Mahamad Rodzi Abdul Ghani





Indonesia's new palm oil body defends itself
KUALA LUMPUR (August 23 2003) : The newly formed Indonesian Palm OilCommission, defending itself against criticism, said on Friday it had theexpertise needed to provide credible crop and export data.

"We don't make up numbers," Rosediana Sharyo, the commission's head ofday-to-day operations, told Reuters on the sidelines of a palm oil seminarin the Malaysian capital.

"We have sufficient facilities even though we are only a few months old,"she said.

The commission, set up jointly by the government and the private sector,was formed in May to provide data on domestic palm oil production,exports, stocks and consumption.

Its latest estimates showed Indonesia's output would reach 9.6-9.8 milliontonnes this year, up from 9.4 million in 2002. Indonesia is the world'ssecond-largest producer after Malaysia.

Traders in Malaysia welcomed the creation of the Indonesian crop body butmany believed it lacked trained personnel or even funds to collect data ina timely fashion.

Malaysia closely monitors crop developments in Indonesia because the twocountries compete bitterly in the global edible oil markets.

Currently, traders in both countries mostly rely on trade estimates forthe Indonesian crop.

The new Indonesian commission is more or less a copy of the officialMalaysian Palm Oil Board (MPOB), which provides monthly crop, end-monthstocks and exports data.

Malaysia has been issuing official crop data for more than 20 years.

A palm oil board will replace the commission within six months of itsinception.

The board will essentially perform the same role but within a legalframework.

Suharto said the commission collected crop data from the director-generalof plantations, the body's own statistics department, the state bureau ofstatistics and the Palm Oil Research Institute.

She said Indonesia's production was unlikely to reach 10 million tonnesthis year because of dry weather in the main growing area on SumatraIsland.

"We believed output can touch 10 million, but there's been a long dryspell," she said.

Suharto believed there would be an upturned in Indonesia's palm oilproduction but said a replanting programme likely to be launched in about3-4 years would put a brake on rising output.

The programme was expected to cut output by 400,000 tonnes while it wason, she said.

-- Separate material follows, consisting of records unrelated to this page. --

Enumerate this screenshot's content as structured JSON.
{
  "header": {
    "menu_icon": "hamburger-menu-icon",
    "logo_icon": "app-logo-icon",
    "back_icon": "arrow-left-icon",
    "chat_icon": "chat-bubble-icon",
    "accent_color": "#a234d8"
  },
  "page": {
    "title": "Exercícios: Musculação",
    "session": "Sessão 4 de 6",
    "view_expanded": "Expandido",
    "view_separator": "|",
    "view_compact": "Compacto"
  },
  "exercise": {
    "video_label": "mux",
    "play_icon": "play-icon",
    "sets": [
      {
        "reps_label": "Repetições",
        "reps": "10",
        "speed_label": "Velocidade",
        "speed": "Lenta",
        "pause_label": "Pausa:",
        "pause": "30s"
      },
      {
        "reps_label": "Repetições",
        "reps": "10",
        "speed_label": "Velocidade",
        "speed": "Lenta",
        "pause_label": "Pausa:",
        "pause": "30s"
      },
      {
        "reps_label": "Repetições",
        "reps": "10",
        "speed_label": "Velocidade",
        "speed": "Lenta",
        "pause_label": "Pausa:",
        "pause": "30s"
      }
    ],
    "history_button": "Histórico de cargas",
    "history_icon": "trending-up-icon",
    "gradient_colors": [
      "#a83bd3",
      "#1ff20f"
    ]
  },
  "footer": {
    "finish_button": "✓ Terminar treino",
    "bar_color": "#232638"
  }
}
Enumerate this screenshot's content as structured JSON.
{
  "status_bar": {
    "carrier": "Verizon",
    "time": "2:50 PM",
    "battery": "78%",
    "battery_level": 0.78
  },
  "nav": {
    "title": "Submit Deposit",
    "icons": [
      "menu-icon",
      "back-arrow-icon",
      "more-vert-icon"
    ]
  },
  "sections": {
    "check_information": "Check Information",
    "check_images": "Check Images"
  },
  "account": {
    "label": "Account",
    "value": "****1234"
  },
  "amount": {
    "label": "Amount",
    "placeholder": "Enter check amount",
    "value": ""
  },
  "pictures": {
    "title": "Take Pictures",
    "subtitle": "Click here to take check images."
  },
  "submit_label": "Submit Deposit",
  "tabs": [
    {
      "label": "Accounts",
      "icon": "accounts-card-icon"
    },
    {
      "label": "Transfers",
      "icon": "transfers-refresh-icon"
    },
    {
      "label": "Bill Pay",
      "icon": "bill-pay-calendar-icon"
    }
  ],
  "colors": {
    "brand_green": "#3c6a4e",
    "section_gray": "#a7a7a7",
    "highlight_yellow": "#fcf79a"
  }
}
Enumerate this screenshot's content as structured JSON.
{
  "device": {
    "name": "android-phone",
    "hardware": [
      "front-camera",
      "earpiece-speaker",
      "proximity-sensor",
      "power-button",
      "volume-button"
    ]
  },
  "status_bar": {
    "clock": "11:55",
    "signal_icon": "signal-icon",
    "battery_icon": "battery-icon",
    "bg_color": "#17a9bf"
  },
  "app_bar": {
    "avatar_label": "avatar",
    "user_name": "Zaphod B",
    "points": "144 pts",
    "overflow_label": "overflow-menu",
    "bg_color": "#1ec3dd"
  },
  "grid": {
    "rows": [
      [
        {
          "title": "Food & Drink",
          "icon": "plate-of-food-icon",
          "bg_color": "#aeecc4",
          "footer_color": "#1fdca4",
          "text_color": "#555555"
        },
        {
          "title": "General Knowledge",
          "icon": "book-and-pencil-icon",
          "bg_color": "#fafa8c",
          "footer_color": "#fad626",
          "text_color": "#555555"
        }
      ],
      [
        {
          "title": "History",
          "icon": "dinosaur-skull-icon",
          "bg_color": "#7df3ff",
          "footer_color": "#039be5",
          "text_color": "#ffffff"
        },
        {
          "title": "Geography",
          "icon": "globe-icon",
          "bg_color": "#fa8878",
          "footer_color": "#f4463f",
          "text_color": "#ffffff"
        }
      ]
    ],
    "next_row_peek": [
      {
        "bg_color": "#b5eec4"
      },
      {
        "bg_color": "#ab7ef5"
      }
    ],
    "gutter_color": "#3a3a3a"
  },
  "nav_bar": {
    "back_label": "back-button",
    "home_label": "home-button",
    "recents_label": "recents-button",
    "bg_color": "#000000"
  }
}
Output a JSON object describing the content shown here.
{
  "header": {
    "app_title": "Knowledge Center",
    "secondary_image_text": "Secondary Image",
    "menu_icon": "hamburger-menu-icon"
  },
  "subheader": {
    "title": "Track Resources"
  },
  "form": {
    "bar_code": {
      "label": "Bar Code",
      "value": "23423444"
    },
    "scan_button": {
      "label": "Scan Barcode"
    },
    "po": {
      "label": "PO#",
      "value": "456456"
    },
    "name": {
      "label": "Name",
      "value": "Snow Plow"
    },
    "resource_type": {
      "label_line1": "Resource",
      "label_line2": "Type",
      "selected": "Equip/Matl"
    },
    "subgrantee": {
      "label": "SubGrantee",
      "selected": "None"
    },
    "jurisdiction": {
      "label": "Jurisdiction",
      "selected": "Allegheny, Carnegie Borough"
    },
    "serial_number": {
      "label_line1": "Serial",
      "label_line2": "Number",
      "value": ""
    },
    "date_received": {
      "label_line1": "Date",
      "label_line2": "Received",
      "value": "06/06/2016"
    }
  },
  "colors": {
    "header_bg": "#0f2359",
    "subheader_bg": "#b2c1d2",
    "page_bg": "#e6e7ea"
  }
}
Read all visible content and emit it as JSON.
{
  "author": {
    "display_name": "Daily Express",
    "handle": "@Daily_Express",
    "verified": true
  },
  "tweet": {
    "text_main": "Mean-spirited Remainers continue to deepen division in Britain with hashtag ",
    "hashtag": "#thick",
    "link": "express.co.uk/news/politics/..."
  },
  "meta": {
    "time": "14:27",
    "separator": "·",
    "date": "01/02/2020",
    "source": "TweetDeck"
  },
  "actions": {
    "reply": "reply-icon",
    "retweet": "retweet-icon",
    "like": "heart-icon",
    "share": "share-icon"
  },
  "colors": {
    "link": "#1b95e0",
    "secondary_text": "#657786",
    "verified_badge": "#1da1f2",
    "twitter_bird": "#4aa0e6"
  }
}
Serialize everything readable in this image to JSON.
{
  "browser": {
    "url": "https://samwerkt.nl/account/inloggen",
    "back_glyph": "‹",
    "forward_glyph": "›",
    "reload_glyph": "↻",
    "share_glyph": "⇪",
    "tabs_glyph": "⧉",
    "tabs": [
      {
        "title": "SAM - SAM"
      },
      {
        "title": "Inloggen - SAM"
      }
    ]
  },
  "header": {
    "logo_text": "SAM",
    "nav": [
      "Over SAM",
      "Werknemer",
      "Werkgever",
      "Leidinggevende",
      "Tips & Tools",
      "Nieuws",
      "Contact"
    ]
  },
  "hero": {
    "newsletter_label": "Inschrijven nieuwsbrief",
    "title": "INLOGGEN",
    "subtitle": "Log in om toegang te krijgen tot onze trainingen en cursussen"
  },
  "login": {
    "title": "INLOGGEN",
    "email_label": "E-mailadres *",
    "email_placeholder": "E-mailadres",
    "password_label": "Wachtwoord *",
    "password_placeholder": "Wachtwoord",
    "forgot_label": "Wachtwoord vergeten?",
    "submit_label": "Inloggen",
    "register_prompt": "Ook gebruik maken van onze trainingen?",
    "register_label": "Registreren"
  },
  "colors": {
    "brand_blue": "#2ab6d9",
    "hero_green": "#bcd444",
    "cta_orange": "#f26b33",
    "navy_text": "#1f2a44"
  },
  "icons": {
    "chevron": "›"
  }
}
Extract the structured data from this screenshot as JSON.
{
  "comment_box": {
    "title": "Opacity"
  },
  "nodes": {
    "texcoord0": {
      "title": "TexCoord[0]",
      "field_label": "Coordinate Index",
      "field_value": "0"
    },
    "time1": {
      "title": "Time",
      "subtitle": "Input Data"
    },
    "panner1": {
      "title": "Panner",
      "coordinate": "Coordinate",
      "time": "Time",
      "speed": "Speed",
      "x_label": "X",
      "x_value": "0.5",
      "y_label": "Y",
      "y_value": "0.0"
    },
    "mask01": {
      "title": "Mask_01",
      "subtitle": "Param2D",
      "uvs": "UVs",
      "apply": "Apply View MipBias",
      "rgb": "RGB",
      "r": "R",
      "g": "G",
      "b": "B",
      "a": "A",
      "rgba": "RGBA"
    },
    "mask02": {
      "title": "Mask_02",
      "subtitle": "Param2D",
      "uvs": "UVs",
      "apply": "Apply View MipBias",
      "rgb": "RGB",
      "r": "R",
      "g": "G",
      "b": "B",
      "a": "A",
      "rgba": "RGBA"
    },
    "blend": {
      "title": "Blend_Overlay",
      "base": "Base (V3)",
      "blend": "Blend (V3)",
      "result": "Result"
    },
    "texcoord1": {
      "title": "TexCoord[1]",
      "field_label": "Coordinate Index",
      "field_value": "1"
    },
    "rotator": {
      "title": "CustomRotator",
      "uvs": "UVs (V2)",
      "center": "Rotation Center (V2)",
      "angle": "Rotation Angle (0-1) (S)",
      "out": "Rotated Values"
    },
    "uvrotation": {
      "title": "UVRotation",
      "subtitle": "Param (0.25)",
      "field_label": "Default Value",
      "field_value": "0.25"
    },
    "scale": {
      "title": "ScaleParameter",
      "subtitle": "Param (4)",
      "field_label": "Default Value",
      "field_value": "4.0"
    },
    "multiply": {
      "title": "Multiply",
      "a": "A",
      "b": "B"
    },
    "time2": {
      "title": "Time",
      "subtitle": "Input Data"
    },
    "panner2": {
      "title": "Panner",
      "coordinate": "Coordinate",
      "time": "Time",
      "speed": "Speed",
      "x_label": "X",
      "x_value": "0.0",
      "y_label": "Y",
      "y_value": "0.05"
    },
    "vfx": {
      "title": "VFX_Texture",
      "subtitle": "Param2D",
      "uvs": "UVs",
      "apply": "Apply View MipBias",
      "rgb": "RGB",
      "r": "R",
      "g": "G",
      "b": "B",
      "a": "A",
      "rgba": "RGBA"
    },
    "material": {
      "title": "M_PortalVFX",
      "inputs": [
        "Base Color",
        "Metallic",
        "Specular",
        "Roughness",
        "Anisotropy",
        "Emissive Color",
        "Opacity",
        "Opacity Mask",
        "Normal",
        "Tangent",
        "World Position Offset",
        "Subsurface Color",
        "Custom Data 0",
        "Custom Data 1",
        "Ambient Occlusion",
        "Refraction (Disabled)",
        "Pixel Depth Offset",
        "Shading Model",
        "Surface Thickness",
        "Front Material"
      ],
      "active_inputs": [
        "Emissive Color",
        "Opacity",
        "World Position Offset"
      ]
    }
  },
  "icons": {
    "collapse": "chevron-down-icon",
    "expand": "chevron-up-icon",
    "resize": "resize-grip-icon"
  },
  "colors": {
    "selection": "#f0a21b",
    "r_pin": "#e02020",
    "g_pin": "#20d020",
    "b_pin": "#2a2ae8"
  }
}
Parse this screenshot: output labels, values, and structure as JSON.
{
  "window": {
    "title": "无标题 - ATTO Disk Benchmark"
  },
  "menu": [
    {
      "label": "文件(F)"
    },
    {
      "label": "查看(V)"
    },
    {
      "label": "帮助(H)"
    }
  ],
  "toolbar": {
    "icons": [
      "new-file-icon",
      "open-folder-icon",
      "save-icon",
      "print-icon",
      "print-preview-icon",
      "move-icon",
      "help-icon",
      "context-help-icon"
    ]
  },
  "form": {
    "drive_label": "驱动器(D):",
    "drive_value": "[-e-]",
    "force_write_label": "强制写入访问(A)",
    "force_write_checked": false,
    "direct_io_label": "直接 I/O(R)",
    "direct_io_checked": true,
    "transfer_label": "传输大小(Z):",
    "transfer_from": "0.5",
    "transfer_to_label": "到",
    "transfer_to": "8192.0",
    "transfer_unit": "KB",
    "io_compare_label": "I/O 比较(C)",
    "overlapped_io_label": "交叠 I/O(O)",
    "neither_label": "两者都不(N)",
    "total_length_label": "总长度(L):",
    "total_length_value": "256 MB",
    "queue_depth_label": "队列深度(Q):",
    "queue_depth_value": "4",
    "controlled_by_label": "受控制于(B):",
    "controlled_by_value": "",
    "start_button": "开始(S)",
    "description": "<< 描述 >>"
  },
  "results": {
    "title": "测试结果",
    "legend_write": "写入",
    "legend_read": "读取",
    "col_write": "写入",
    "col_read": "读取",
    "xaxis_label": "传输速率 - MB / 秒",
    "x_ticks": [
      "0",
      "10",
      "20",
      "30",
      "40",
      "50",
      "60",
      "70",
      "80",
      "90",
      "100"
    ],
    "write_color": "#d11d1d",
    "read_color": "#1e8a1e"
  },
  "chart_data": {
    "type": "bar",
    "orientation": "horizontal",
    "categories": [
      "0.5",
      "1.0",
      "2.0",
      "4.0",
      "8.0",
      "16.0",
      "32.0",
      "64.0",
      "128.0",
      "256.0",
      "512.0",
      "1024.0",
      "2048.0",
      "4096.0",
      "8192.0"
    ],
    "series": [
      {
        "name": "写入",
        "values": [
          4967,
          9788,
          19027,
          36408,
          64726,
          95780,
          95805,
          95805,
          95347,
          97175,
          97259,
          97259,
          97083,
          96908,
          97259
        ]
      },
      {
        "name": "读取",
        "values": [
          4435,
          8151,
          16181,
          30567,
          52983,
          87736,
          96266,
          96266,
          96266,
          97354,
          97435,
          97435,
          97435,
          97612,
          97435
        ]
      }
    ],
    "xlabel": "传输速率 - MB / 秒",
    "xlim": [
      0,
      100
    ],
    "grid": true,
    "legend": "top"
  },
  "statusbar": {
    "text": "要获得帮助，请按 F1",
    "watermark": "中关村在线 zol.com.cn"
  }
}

Suharto gave no further details.

The commission, which reports to the agriculture minister, comprises 11members from various industry groups and nine government officials.

The associations represented include the Indonesian Palm Oil Association(GAPKI), the Palm Oil Growers Association, the Indonesian Edible OilAssociation and the Palm Oil Research Institute.-Reuters